Right now Glade is in debt to Autry House for back rent. His current one-man fund-raising drive is designed to pay off this debt and to help finance his spring program. His alliance with Autry was formed in the spring of 1969 when, after graduating from Rice, finishing classwork towards a master’s degree at Columbia and directing in theatres in Pittsburgh, Philadelphia, Washington and New York, Glade decided to come back to Houston and form his own group. The chaplain at Autry, John Worrell, had been a friend of Glade’s during his years at Rice and the two worked out a deal with Glade staging plays at Autry in the manner of the off-Broadway coffee houses of the time. Eventually, Playwright’s Showcase became a separate corporation. Autry House charges it rent to pay for time, space and utilities. Playwright’s Showcase has no connection with the Episcopal Church or Autry House, except for the diocese’s unspoken support by allowing him use of the building.

Glade doesn’t stay at Autry because he likes the pinched circumstances. Being an artist in a garret long ago lost whatever appeal it might have had for him. He would jump at the chance to direct in a building as grand and imposing as the Dallas Theater Center or the Alley—or the parapets of Allen Center, for that matter—where he could indulge himself in luxury. It would be for him like sitting surrounded by mountains of chocolate and vats of whipped cream and all of it his, even the cherry. Without doubt, he’d like to move on and make more of the world his theater.

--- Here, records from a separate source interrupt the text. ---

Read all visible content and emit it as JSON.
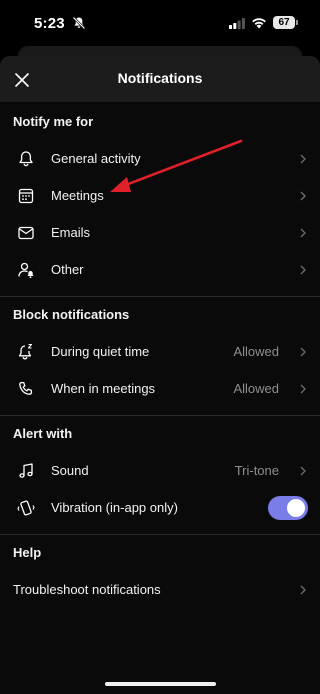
{
  "status_bar": {
    "time": "5:23",
    "battery": "67"
  },
  "header": {
    "title": "Notifications"
  },
  "sections": {
    "notify": {
      "title": "Notify me for",
      "items": [
        {
          "label": "General activity",
          "icon": "bell-icon"
        },
        {
          "label": "Meetings",
          "icon": "calendar-icon"
        },
        {
          "label": "Emails",
          "icon": "mail-icon"
        },
        {
          "label": "Other",
          "icon": "person-bell-icon"
        }
      ]
    },
    "block": {
      "title": "Block notifications",
      "items": [
        {
          "label": "During quiet time",
          "value": "Allowed",
          "icon": "quiet-bell-icon"
        },
        {
          "label": "When in meetings",
          "value": "Allowed",
          "icon": "phone-icon"
        }
      ]
    },
    "alert": {
      "title": "Alert with",
      "items": [
        {
          "label": "Sound",
          "value": "Tri-tone",
          "icon": "music-note-icon"
        },
        {
          "label": "Vibration (in-app only)",
          "icon": "vibration-icon",
          "toggle_on": true
        }
      ]
    },
    "help": {
      "title": "Help",
      "items": [
        {
          "label": "Troubleshoot notifications"
        }
      ]
    }
  },
  "colors": {
    "background": "#000000",
    "toggle_accent": "#7a7ce8",
    "annotation_arrow": "#e0202a",
    "secondary_text": "#8e8e8e"
  }
}
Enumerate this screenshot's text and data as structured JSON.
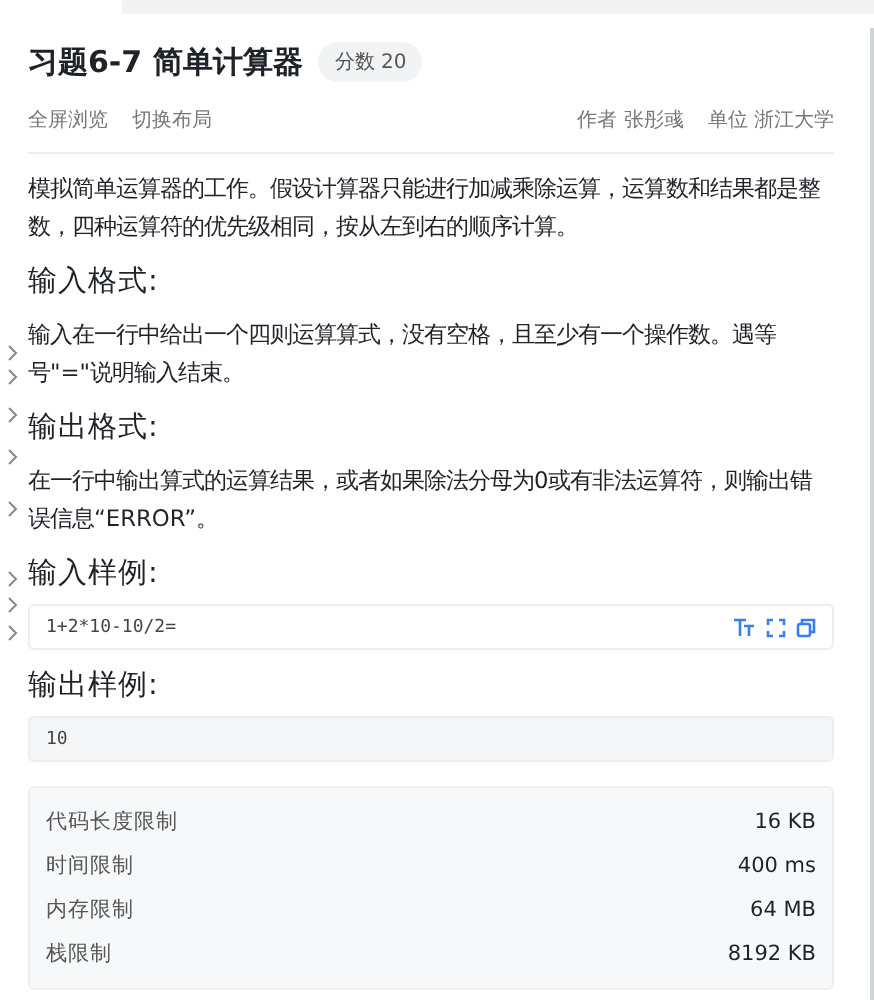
{
  "problem": {
    "title": "习题6-7 简单计算器",
    "score_badge": "分数 20"
  },
  "toolbar": {
    "links": [
      "全屏浏览",
      "切换布局"
    ],
    "author": "作者 张彤彧",
    "unit": "单位 浙江大学"
  },
  "description": "模拟简单运算器的工作。假设计算器只能进行加减乘除运算，运算数和结果都是整数，四种运算符的优先级相同，按从左到右的顺序计算。",
  "sections": [
    {
      "heading": "输入格式:",
      "text": "输入在一行中给出一个四则运算算式，没有空格，且至少有一个操作数。遇等号\"=\"说明输入结束。"
    },
    {
      "heading": "输出格式:",
      "text": "在一行中输出算式的运算结果，或者如果除法分母为0或有非法运算符，则输出错误信息“ERROR”。"
    }
  ],
  "samples": [
    {
      "heading": "输入样例:",
      "code": "1+2*10-10/2=",
      "tools": true
    },
    {
      "heading": "输出样例:",
      "code": "10",
      "tools": false
    }
  ],
  "limits": [
    {
      "label": "代码长度限制",
      "value": "16 KB"
    },
    {
      "label": "时间限制",
      "value": "400 ms"
    },
    {
      "label": "内存限制",
      "value": "64 MB"
    },
    {
      "label": "栈限制",
      "value": "8192 KB"
    }
  ]
}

Unlike most of his aspiring playwrights whose ultimate goal is a New York production, Glade envisions having a “stable of playwrights” someday who write for his theater. After all, Shakespeare had the Globe, Chekhov the Moscow Art Theatre, Brecht the Berliner Ensemble—someone as talented might well have the Playwright’s Showcase someday.